Public Engagement in California Surveys
One of the greatest obstacles to public engagement and collaboration is the "fear factor." While both local government officials and civic leaders desire better engagement and affirm that public involvement can help solve some key problems, public officials fear low-turnout and processes hijacked by the "usual subjects," while community leaders and the public fear that their participation won't make a real impact on decision-making.
These were some of the findings in two comprehensive, statewide surveys – "Testing the Waters", a survey of local officials, and "Beyond Business as Usual", a survey of community based organization leaders - undertaken by Public Agenda, in partnership with the Institute for Local Government and the Davenport Institute and commissioned by the James Irvine Foundation.
Explore our research.
This is the full report of a survey of 900 California local officials. The survey was undertaken between July 10 and August 23, 2012 and sought the perspective of elected and appointed officials on opportunities for and obstacles to public engagement in California. View the executive summary.
This is the full report of a survey of 462 leaders of community-based organizations across California. The survey was undertaken between July 10 and August 23, 2012 and sought the perspective of civic leaders on opportunities for and obstacles to public engagement in California. View the executive summary.
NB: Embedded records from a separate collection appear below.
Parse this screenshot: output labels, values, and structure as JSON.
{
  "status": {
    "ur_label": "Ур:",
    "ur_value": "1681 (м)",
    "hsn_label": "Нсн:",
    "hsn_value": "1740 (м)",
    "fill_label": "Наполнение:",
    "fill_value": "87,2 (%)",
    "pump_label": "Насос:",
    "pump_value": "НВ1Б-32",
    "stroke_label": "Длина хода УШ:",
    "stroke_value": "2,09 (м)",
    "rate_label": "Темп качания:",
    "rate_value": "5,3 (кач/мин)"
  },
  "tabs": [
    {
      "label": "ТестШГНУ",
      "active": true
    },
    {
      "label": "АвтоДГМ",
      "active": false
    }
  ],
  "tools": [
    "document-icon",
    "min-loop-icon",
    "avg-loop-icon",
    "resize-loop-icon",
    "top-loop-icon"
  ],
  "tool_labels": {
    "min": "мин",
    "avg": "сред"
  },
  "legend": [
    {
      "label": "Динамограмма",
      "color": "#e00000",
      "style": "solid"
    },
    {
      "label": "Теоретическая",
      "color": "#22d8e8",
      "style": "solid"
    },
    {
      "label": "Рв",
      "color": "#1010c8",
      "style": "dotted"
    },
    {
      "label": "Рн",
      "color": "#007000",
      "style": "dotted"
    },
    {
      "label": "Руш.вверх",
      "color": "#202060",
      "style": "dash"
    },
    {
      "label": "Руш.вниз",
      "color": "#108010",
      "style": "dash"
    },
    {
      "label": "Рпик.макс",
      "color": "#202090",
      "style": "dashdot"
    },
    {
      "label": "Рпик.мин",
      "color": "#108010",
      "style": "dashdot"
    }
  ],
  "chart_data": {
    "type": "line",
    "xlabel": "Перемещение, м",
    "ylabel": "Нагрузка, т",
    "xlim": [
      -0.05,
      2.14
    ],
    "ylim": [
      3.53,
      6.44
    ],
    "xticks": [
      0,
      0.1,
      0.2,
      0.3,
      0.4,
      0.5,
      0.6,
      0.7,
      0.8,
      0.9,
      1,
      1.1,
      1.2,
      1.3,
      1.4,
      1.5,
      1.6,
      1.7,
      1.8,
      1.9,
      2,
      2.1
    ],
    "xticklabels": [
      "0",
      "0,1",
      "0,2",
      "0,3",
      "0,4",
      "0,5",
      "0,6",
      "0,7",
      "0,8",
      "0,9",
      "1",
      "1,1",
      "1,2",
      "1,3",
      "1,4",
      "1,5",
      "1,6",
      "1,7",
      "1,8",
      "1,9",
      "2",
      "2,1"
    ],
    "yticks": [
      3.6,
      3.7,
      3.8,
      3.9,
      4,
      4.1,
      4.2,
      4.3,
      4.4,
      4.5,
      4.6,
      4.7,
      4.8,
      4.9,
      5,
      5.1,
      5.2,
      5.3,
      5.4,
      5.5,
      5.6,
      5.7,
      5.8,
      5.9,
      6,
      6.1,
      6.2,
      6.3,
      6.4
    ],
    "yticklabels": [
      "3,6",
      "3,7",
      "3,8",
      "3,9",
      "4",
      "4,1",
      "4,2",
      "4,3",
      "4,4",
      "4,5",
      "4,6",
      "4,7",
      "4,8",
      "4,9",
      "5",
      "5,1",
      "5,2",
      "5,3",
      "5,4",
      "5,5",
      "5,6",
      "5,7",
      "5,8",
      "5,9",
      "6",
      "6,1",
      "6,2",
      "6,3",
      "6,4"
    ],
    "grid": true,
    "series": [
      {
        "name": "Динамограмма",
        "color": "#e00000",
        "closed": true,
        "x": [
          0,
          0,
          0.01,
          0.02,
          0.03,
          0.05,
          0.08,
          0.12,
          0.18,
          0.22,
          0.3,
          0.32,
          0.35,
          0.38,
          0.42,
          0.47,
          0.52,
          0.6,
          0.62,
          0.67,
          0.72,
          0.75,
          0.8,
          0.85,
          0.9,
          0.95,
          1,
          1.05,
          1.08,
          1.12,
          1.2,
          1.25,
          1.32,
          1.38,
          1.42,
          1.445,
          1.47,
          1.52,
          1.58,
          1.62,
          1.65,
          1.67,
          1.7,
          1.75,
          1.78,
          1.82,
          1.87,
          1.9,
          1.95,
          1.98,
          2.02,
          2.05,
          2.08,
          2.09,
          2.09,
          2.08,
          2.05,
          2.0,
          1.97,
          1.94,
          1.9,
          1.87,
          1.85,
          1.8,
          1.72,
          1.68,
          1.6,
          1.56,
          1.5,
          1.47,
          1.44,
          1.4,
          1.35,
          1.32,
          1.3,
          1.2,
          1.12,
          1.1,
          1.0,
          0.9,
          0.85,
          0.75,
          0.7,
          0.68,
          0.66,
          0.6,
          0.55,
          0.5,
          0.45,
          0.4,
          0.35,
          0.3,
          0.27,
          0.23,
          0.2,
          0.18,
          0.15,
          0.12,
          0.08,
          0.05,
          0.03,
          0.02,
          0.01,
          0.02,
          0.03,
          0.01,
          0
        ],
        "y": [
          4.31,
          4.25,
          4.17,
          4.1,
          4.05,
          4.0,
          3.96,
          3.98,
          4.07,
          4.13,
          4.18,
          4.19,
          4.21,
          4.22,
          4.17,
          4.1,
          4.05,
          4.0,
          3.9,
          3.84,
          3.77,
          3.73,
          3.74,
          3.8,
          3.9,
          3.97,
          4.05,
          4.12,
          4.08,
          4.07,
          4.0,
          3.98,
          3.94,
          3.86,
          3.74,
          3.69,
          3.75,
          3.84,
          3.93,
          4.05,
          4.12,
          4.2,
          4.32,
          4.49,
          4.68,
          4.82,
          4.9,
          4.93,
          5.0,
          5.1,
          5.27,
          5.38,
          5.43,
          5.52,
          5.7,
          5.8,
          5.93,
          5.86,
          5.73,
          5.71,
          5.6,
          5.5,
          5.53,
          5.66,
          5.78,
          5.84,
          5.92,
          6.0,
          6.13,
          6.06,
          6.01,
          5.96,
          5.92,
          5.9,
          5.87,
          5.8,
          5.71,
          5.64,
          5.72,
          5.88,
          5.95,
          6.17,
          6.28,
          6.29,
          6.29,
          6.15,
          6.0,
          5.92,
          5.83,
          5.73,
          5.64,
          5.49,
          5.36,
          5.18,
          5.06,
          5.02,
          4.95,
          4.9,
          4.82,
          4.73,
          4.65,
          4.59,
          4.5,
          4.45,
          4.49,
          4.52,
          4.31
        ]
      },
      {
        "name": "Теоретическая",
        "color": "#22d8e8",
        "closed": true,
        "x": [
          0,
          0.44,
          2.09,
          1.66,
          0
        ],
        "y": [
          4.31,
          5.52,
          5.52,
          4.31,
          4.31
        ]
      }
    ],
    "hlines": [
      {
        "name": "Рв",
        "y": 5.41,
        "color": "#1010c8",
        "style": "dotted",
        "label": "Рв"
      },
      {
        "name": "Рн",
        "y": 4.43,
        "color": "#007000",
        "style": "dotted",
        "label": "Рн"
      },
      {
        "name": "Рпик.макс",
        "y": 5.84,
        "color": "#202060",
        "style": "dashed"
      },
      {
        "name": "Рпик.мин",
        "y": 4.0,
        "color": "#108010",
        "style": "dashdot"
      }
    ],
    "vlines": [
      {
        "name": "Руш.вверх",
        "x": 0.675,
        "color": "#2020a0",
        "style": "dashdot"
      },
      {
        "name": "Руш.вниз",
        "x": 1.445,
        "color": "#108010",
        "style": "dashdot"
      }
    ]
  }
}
Here is a helpful infographic that provides a summary of the findings from both studies, including areas of common ground that may provide the basis for stronger civic engagement in California.